TASK ITEM => Look for the word "name". Copy every line of the listing where it occurs.

::: INPUT DATA :::

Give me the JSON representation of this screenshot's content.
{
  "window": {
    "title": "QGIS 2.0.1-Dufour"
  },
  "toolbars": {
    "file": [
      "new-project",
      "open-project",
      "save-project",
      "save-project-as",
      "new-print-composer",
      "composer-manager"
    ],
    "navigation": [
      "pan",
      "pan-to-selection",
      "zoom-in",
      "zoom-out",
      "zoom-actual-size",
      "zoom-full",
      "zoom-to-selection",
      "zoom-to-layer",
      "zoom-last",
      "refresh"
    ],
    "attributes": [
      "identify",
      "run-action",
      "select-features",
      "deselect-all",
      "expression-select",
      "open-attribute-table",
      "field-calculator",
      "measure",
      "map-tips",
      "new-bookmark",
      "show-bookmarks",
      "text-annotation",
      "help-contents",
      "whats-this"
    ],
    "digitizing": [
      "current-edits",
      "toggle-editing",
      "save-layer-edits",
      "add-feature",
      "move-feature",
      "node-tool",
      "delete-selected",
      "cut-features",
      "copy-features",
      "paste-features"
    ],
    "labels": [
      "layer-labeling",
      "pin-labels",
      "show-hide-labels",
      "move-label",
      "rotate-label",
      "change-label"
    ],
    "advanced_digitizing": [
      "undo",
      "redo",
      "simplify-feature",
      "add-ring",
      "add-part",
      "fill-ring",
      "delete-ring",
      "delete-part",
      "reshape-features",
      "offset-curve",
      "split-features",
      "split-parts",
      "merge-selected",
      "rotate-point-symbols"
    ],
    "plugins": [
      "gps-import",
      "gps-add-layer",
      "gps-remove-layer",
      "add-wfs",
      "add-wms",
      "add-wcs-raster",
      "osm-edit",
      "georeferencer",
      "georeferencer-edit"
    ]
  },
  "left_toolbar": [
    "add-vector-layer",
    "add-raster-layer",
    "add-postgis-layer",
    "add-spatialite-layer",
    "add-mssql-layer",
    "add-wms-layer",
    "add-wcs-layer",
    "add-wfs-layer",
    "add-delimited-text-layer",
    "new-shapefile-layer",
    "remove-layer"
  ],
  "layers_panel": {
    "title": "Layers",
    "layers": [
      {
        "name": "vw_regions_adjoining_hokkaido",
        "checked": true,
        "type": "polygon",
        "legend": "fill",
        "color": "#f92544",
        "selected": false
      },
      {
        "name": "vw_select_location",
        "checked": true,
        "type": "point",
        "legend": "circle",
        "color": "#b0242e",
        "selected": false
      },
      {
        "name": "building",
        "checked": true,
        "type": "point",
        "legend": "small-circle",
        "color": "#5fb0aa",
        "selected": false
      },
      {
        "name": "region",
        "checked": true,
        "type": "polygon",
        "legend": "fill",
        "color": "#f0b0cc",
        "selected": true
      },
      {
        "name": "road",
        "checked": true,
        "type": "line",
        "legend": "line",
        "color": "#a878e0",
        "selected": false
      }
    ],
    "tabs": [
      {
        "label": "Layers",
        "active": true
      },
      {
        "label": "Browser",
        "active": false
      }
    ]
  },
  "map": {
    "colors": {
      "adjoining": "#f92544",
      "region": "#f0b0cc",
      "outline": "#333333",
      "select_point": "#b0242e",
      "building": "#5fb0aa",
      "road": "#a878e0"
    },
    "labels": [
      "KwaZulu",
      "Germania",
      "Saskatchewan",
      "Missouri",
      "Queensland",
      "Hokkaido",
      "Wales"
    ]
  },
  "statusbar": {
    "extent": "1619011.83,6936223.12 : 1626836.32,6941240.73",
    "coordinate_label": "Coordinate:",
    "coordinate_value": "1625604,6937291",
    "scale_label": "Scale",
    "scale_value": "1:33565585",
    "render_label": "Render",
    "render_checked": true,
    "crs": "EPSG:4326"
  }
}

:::

EXERCISE SOLUTION =>
        "name": "vw_regions_adjoining_hokkaido",
        "name": "vw_select_location",
        "name": "building",
        "name": "region",
        "name": "road",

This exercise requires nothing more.